#### [Exercise instructions]
Omit the images, then repeat the listing exactly.

== == ==

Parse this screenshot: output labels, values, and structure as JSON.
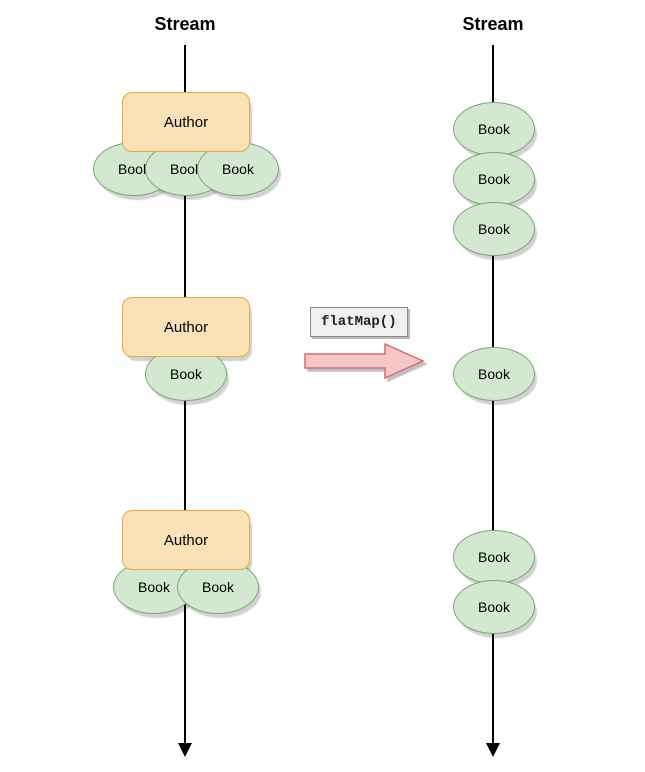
{
  "titles": {
    "left": "Stream",
    "right": "Stream"
  },
  "operation": "flatMap()",
  "left_groups": [
    {
      "author": "Author",
      "books": [
        "Book",
        "Book",
        "Book"
      ]
    },
    {
      "author": "Author",
      "books": [
        "Book"
      ]
    },
    {
      "author": "Author",
      "books": [
        "Book",
        "Book"
      ]
    }
  ],
  "right_books": [
    "Book",
    "Book",
    "Book",
    "Book",
    "Book",
    "Book"
  ],
  "chart_data": {
    "type": "diagram",
    "description": "Stream of Authors each holding Books is transformed via flatMap() into a single Stream of Books.",
    "input": [
      {
        "author": "Author",
        "book_count": 3
      },
      {
        "author": "Author",
        "book_count": 1
      },
      {
        "author": "Author",
        "book_count": 2
      }
    ],
    "operation": "flatMap()",
    "output_book_count": 6
  }
}
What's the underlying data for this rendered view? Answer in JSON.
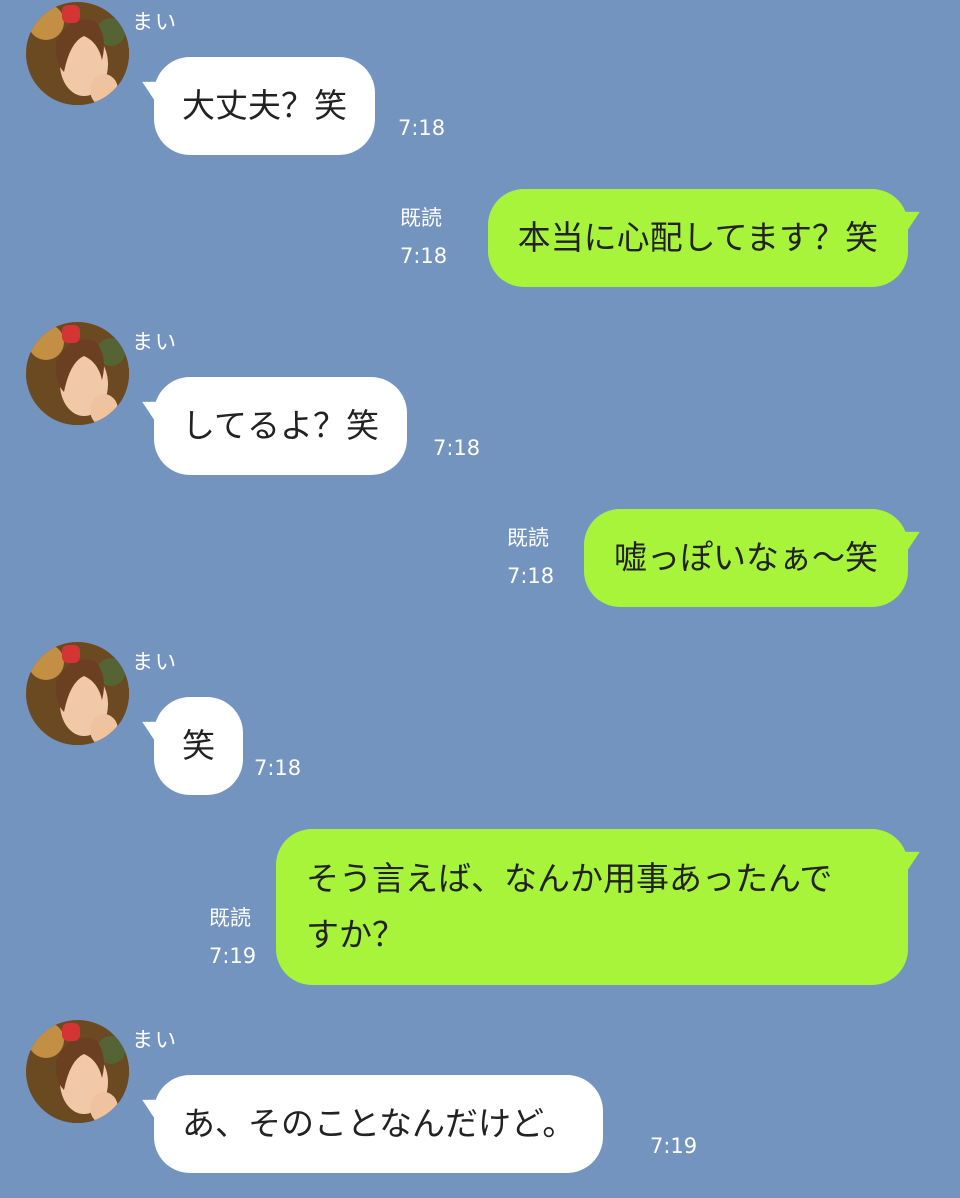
{
  "contact": {
    "name": "まい"
  },
  "colors": {
    "background": "#7494c0",
    "incoming_bubble": "#ffffff",
    "outgoing_bubble": "#a8f43b"
  },
  "messages": [
    {
      "direction": "in",
      "text": "大丈夫？笑",
      "time": "7:18"
    },
    {
      "direction": "out",
      "text": "本当に心配してます？笑",
      "read": "既読",
      "time": "7:18"
    },
    {
      "direction": "in",
      "text": "してるよ？笑",
      "time": "7:18"
    },
    {
      "direction": "out",
      "text": "嘘っぽいなぁ〜笑",
      "read": "既読",
      "time": "7:18"
    },
    {
      "direction": "in",
      "text": "笑",
      "time": "7:18"
    },
    {
      "direction": "out",
      "text_line1": "そう言えば、なんか用事あったんで",
      "text_line2": "すか？",
      "read": "既読",
      "time": "7:19"
    },
    {
      "direction": "in",
      "text": "あ、そのことなんだけど。",
      "time": "7:19"
    }
  ]
}
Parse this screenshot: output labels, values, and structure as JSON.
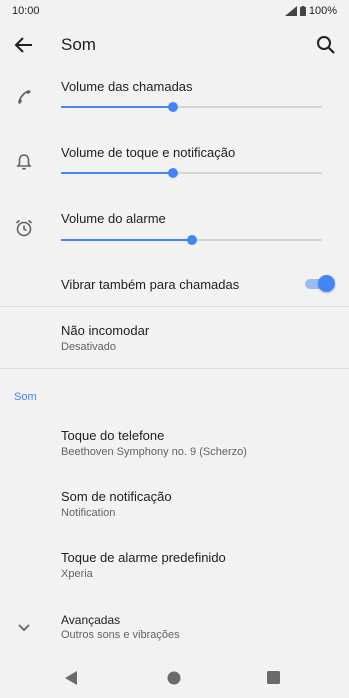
{
  "status_bar": {
    "time": "10:00",
    "battery": "100%"
  },
  "app_bar": {
    "title": "Som"
  },
  "volumes": [
    {
      "label": "Volume das chamadas",
      "level": 0.43
    },
    {
      "label": "Volume de toque e notificação",
      "level": 0.43
    },
    {
      "label": "Volume do alarme",
      "level": 0.5
    }
  ],
  "vibrate": {
    "label": "Vibrar também para chamadas",
    "enabled": true
  },
  "dnd": {
    "label": "Não incomodar",
    "value": "Desativado"
  },
  "section": {
    "header": "Som"
  },
  "items": [
    {
      "label": "Toque do telefone",
      "value": "Beethoven Symphony no. 9 (Scherzo)"
    },
    {
      "label": "Som de notificação",
      "value": "Notification"
    },
    {
      "label": "Toque de alarme predefinido",
      "value": "Xperia"
    }
  ],
  "advanced": {
    "label": "Avançadas",
    "value": "Outros sons e vibrações"
  },
  "colors": {
    "accent": "#4285f4",
    "background": "#f2f2f2"
  }
}
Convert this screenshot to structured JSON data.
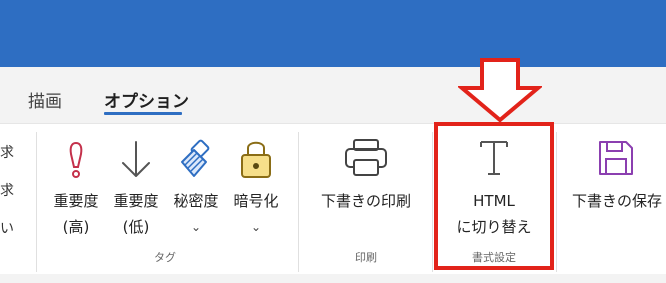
{
  "tabs": {
    "draw": "描画",
    "options": "オプション"
  },
  "left_cut": [
    "求",
    "求",
    "い"
  ],
  "tag_group": {
    "label": "タグ",
    "buttons": [
      {
        "line1": "重要度",
        "line2": "(高)",
        "icon": "exclamation-icon"
      },
      {
        "line1": "重要度",
        "line2": "(低)",
        "icon": "arrow-down-icon"
      },
      {
        "line1": "秘密度",
        "line2": "⌄",
        "icon": "brush-icon"
      },
      {
        "line1": "暗号化",
        "line2": "⌄",
        "icon": "lock-icon"
      }
    ]
  },
  "print_group": {
    "label": "印刷",
    "button": {
      "line1": "下書きの印刷",
      "icon": "printer-icon"
    }
  },
  "format_group": {
    "label": "書式設定",
    "button": {
      "line1": "HTML",
      "line2": "に切り替え",
      "icon": "text-format-icon"
    }
  },
  "save_group": {
    "button": {
      "line1": "下書きの保存",
      "icon": "save-icon"
    }
  },
  "colors": {
    "titlebar": "#2e6ec2",
    "highlight": "#e2231a",
    "exclamation": "#c4314b",
    "accent_blue": "#2e6ec2"
  }
}
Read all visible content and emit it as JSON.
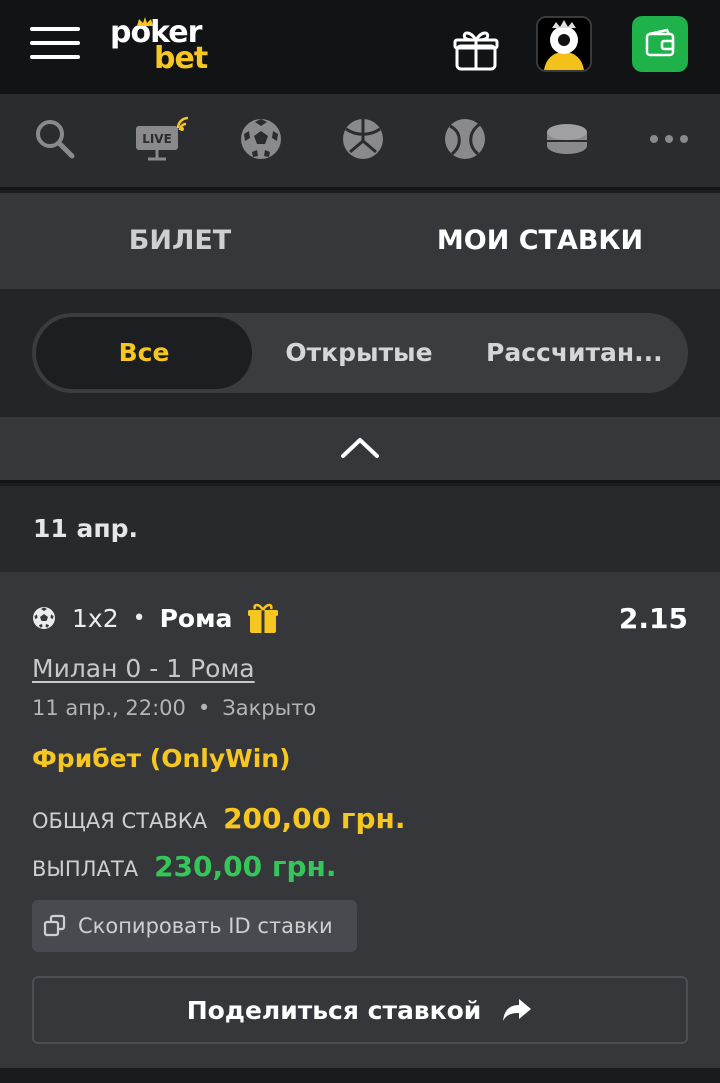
{
  "header": {
    "logo_top": "poker",
    "logo_bottom": "bet",
    "menu_icon": "hamburger-menu-icon",
    "gift_icon": "gift-icon",
    "wallet_icon": "wallet-icon",
    "colors": {
      "brand_yellow": "#f6c621",
      "wallet_green": "#1fb24a"
    }
  },
  "sports": {
    "live_label": "LIVE",
    "items": [
      "search-icon",
      "live-tv-icon",
      "soccer-ball-icon",
      "basketball-icon",
      "tennis-ball-icon",
      "hockey-puck-icon",
      "more-icon"
    ]
  },
  "tabs": {
    "ticket": "БИЛЕТ",
    "my_bets": "МОИ СТАВКИ",
    "active": "my_bets"
  },
  "filter": {
    "all": "Все",
    "open": "Открытые",
    "settled": "Рассчитан...",
    "active": "all"
  },
  "date_group": "11 апр.",
  "bet": {
    "market": "1x2",
    "selection": "Рома",
    "odds": "2.15",
    "match": "Милан 0 - 1 Рома",
    "datetime": "11 апр., 22:00",
    "status": "Закрыто",
    "bonus": "Фрибет (OnlyWin)",
    "stake_label": "ОБЩАЯ СТАВКА",
    "stake_value": "200,00 грн.",
    "payout_label": "ВЫПЛАТА",
    "payout_value": "230,00 грн.",
    "copy_label": "Скопировать ID ставки",
    "share_label": "Поделиться ставкой",
    "colors": {
      "stake": "#f6c621",
      "payout": "#35c65a"
    }
  }
}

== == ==

#### [Task response]
Parse this screenshot: output labels, values, and structure as JSON.
{
  "titles": {
    "left": "Stream",
    "right": "Stream"
  },
  "operation": "flatMap()",
  "left_groups": [
    {
      "author": "Author",
      "books": [
        "Book",
        "Book",
        "Book"
      ]
    },
    {
      "author": "Author",
      "books": [
        "Book"
      ]
    },
    {
      "author": "Author",
      "books": [
        "Book",
        "Book"
      ]
    }
  ],
  "right_books": [
    "Book",
    "Book",
    "Book",
    "Book",
    "Book",
    "Book"
  ],
  "chart_data": {
    "type": "diagram",
    "description": "Stream of Authors each holding Books is transformed via flatMap() into a single Stream of Books.",
    "input": [
      {
        "author": "Author",
        "book_count": 3
      },
      {
        "author": "Author",
        "book_count": 1
      },
      {
        "author": "Author",
        "book_count": 2
      }
    ],
    "operation": "flatMap()",
    "output_book_count": 6
  }
}
What's the underlying data for this rendered view? Answer in JSON.
{
  "contact": {
    "name": "まい"
  },
  "colors": {
    "background": "#7494c0",
    "incoming_bubble": "#ffffff",
    "outgoing_bubble": "#a8f43b"
  },
  "messages": [
    {
      "direction": "in",
      "text": "大丈夫？笑",
      "time": "7:18"
    },
    {
      "direction": "out",
      "text": "本当に心配してます？笑",
      "read": "既読",
      "time": "7:18"
    },
    {
      "direction": "in",
      "text": "してるよ？笑",
      "time": "7:18"
    },
    {
      "direction": "out",
      "text": "嘘っぽいなぁ〜笑",
      "read": "既読",
      "time": "7:18"
    },
    {
      "direction": "in",
      "text": "笑",
      "time": "7:18"
    },
    {
      "direction": "out",
      "text_line1": "そう言えば、なんか用事あったんで",
      "text_line2": "すか？",
      "read": "既読",
      "time": "7:19"
    },
    {
      "direction": "in",
      "text": "あ、そのことなんだけど。",
      "time": "7:19"
    }
  ]
}
Parse this screenshot: output labels, values, and structure as JSON.
{
  "status_bar": {
    "time": "10:00",
    "battery": "100%"
  },
  "app_bar": {
    "title": "Som"
  },
  "volumes": [
    {
      "label": "Volume das chamadas",
      "level": 0.43
    },
    {
      "label": "Volume de toque e notificação",
      "level": 0.43
    },
    {
      "label": "Volume do alarme",
      "level": 0.5
    }
  ],
  "vibrate": {
    "label": "Vibrar também para chamadas",
    "enabled": true
  },
  "dnd": {
    "label": "Não incomodar",
    "value": "Desativado"
  },
  "section": {
    "header": "Som"
  },
  "items": [
    {
      "label": "Toque do telefone",
      "value": "Beethoven Symphony no. 9 (Scherzo)"
    },
    {
      "label": "Som de notificação",
      "value": "Notification"
    },
    {
      "label": "Toque de alarme predefinido",
      "value": "Xperia"
    }
  ],
  "advanced": {
    "label": "Avançadas",
    "value": "Outros sons e vibrações"
  },
  "colors": {
    "accent": "#4285f4",
    "background": "#f2f2f2"
  }
}
Convert this screenshot to structured JSON data.
{
  "tabs": {
    "draw": "描画",
    "options": "オプション"
  },
  "left_cut": [
    "求",
    "求",
    "い"
  ],
  "tag_group": {
    "label": "タグ",
    "buttons": [
      {
        "line1": "重要度",
        "line2": "(高)",
        "icon": "exclamation-icon"
      },
      {
        "line1": "重要度",
        "line2": "(低)",
        "icon": "arrow-down-icon"
      },
      {
        "line1": "秘密度",
        "line2": "⌄",
        "icon": "brush-icon"
      },
      {
        "line1": "暗号化",
        "line2": "⌄",
        "icon": "lock-icon"
      }
    ]
  },
  "print_group": {
    "label": "印刷",
    "button": {
      "line1": "下書きの印刷",
      "icon": "printer-icon"
    }
  },
  "format_group": {
    "label": "書式設定",
    "button": {
      "line1": "HTML",
      "line2": "に切り替え",
      "icon": "text-format-icon"
    }
  },
  "save_group": {
    "button": {
      "line1": "下書きの保存",
      "icon": "save-icon"
    }
  },
  "colors": {
    "titlebar": "#2e6ec2",
    "highlight": "#e2231a",
    "exclamation": "#c4314b",
    "accent_blue": "#2e6ec2"
  }
}
Read all visible content and emit it as JSON.
{
  "header": {
    "logo_top": "poker",
    "logo_bottom": "bet",
    "menu_icon": "hamburger-menu-icon",
    "gift_icon": "gift-icon",
    "wallet_icon": "wallet-icon",
    "colors": {
      "brand_yellow": "#f6c621",
      "wallet_green": "#1fb24a"
    }
  },
  "sports": {
    "live_label": "LIVE",
    "items": [
      "search-icon",
      "live-tv-icon",
      "soccer-ball-icon",
      "basketball-icon",
      "tennis-ball-icon",
      "hockey-puck-icon",
      "more-icon"
    ]
  },
  "tabs": {
    "ticket": "БИЛЕТ",
    "my_bets": "МОИ СТАВКИ",
    "active": "my_bets"
  },
  "filter": {
    "all": "Все",
    "open": "Открытые",
    "settled": "Рассчитан...",
    "active": "all"
  },
  "date_group": "11 апр.",
  "bet": {
    "market": "1x2",
    "selection": "Рома",
    "odds": "2.15",
    "match": "Милан 0 - 1 Рома",
    "datetime": "11 апр., 22:00",
    "status": "Закрыто",
    "bonus": "Фрибет (OnlyWin)",
    "stake_label": "ОБЩАЯ СТАВКА",
    "stake_value": "200,00 грн.",
    "payout_label": "ВЫПЛАТА",
    "payout_value": "230,00 грн.",
    "copy_label": "Скопировать ID ставки",
    "share_label": "Поделиться ставкой",
    "colors": {
      "stake": "#f6c621",
      "payout": "#35c65a"
    }
  }
}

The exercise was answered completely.